[Website and app data records]
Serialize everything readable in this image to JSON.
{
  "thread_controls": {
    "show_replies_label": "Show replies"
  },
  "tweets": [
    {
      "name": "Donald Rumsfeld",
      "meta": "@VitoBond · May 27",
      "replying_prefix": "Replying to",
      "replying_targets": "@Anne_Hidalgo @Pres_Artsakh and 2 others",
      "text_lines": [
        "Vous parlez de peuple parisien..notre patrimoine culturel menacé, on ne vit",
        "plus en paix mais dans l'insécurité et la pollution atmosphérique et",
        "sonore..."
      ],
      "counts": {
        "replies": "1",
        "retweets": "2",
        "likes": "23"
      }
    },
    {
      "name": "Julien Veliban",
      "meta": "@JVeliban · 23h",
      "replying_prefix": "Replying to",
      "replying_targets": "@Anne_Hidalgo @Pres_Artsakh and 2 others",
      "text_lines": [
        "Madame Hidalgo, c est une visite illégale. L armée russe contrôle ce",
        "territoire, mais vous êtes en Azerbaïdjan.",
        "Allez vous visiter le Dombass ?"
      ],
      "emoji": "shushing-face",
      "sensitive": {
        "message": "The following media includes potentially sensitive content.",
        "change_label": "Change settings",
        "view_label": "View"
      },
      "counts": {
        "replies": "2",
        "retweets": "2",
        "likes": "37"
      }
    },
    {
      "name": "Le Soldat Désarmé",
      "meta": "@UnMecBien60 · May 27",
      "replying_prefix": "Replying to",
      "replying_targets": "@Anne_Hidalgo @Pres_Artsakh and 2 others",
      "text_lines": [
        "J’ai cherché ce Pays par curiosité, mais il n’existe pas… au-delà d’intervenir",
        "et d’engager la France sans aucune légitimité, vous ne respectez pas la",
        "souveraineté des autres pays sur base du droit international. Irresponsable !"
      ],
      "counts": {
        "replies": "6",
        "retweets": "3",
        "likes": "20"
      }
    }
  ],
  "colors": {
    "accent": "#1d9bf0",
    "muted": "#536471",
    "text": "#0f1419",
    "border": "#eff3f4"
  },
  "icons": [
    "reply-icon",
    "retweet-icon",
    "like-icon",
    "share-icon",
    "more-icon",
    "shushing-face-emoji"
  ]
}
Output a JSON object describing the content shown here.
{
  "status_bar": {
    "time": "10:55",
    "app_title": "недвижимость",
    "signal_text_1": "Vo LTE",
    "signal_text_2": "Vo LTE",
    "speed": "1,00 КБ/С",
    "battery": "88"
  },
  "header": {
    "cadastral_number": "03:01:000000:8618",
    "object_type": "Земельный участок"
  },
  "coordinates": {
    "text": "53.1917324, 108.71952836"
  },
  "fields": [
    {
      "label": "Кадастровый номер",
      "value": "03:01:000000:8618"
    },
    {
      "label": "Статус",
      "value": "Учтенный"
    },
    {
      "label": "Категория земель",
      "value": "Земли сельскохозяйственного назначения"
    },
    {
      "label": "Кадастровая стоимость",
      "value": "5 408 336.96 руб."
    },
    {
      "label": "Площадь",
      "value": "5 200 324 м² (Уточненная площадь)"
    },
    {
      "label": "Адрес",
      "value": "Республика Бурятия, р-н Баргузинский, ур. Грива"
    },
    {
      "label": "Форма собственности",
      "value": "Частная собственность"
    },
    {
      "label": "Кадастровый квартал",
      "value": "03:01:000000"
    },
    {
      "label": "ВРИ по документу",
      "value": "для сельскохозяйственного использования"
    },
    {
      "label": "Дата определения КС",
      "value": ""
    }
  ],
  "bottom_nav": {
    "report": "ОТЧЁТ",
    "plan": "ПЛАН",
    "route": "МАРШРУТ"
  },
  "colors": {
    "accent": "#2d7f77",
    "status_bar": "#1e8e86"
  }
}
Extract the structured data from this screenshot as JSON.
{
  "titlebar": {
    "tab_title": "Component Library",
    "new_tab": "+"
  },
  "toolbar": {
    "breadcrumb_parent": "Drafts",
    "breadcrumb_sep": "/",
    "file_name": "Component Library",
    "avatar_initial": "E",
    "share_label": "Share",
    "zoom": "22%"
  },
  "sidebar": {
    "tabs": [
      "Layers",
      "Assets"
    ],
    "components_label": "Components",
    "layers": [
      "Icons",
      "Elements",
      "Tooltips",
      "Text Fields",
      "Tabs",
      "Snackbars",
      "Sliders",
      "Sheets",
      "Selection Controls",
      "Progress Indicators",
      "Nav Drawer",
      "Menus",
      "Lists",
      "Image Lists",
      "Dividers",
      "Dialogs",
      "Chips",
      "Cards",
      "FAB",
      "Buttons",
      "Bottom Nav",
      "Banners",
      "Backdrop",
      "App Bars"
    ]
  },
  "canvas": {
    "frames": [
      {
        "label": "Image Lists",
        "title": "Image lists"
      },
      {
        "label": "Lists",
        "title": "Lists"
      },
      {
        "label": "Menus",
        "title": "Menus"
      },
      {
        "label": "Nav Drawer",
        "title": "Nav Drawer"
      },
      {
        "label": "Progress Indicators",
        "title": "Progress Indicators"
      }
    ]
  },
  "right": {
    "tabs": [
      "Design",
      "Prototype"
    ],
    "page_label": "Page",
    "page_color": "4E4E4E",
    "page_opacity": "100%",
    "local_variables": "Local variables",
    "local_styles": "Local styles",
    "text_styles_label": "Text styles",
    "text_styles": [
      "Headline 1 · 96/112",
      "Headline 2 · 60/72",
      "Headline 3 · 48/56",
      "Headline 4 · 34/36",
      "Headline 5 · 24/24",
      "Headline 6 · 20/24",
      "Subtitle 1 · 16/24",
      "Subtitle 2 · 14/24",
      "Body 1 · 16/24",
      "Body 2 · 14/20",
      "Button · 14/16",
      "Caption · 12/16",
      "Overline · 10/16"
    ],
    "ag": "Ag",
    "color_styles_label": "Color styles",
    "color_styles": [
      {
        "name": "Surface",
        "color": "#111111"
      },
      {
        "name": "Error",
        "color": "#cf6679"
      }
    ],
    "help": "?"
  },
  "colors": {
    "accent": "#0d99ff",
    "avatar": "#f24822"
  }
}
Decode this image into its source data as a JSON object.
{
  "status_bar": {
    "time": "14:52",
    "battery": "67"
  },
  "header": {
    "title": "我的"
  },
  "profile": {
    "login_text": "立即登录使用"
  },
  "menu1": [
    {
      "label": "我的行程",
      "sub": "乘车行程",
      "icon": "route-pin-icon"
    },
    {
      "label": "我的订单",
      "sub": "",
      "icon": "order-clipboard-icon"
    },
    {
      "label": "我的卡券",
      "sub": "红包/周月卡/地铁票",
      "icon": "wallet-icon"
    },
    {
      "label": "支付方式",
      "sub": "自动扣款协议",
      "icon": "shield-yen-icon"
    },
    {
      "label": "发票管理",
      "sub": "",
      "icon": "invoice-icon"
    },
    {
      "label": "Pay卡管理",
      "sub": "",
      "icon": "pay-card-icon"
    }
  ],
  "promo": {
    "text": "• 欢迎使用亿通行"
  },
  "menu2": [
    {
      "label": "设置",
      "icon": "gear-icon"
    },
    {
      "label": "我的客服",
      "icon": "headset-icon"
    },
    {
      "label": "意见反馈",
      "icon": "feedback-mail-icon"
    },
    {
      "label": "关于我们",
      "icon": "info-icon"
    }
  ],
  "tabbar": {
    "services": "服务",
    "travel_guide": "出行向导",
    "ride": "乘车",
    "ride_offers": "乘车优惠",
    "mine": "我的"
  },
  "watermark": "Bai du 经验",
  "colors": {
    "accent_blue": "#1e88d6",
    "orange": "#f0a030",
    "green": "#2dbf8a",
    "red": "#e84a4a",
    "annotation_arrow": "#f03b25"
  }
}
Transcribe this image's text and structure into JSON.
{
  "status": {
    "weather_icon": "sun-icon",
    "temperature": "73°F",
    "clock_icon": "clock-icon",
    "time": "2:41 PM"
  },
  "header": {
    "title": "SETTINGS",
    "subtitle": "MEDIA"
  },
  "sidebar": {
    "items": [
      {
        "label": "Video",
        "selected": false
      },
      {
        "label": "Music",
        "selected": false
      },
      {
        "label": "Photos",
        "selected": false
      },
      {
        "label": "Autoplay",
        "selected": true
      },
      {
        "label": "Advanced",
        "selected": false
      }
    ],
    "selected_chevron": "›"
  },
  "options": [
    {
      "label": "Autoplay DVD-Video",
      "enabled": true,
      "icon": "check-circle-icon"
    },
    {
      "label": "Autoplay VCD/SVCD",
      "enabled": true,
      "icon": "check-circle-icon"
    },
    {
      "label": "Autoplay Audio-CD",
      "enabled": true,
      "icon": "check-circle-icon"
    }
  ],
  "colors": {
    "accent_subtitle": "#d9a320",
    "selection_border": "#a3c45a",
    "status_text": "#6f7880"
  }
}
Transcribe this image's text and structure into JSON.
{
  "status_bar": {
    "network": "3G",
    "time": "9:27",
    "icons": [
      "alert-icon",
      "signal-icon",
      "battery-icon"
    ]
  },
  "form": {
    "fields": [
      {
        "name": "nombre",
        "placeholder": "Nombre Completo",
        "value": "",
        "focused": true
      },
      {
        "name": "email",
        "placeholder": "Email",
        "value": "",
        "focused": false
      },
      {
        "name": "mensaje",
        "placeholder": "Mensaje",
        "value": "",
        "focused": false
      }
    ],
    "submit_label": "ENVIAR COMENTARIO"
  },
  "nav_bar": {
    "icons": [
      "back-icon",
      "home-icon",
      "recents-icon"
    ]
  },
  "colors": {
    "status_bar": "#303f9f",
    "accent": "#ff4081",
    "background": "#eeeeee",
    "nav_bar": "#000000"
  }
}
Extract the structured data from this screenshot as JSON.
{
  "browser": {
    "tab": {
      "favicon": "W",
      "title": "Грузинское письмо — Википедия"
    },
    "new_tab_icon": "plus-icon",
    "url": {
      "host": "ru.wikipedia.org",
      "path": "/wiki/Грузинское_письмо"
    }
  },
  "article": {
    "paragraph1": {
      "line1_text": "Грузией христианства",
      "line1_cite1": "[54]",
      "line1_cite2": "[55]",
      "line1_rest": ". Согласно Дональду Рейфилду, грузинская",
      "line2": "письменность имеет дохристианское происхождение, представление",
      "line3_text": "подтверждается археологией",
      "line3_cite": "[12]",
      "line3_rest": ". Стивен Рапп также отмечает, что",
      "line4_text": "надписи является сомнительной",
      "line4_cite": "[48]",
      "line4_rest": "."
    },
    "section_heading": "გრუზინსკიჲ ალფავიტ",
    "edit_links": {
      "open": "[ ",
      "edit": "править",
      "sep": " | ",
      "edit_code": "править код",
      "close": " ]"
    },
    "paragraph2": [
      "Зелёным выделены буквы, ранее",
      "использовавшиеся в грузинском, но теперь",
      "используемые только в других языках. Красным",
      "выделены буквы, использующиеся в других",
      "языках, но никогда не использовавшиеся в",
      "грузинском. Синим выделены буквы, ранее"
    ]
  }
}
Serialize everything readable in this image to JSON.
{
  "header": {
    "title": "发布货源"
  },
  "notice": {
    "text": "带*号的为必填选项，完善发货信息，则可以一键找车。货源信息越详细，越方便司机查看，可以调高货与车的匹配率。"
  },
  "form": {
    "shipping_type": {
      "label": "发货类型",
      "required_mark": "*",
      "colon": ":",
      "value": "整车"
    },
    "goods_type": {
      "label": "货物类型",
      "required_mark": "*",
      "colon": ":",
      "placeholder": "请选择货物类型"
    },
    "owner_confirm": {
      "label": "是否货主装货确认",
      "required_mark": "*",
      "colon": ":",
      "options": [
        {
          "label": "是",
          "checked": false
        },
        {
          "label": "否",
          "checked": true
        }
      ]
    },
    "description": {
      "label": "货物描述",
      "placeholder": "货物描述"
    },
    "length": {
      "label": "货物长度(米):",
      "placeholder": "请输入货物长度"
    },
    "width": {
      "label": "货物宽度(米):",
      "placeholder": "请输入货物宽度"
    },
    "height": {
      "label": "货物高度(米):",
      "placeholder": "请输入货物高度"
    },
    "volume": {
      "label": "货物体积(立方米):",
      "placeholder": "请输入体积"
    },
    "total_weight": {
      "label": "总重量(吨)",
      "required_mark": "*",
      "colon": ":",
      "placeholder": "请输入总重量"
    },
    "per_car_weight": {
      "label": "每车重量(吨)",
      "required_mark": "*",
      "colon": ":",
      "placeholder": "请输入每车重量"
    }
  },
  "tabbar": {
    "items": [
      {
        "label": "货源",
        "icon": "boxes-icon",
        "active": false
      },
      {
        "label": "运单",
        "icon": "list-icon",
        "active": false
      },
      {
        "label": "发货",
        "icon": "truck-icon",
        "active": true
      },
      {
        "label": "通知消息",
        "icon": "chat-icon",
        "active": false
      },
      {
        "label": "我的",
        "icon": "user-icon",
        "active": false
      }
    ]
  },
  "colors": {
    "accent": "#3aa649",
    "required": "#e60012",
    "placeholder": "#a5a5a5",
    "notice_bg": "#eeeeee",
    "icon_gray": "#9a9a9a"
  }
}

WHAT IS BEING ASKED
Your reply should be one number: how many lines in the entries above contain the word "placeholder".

EXERCISE OUTPUT
12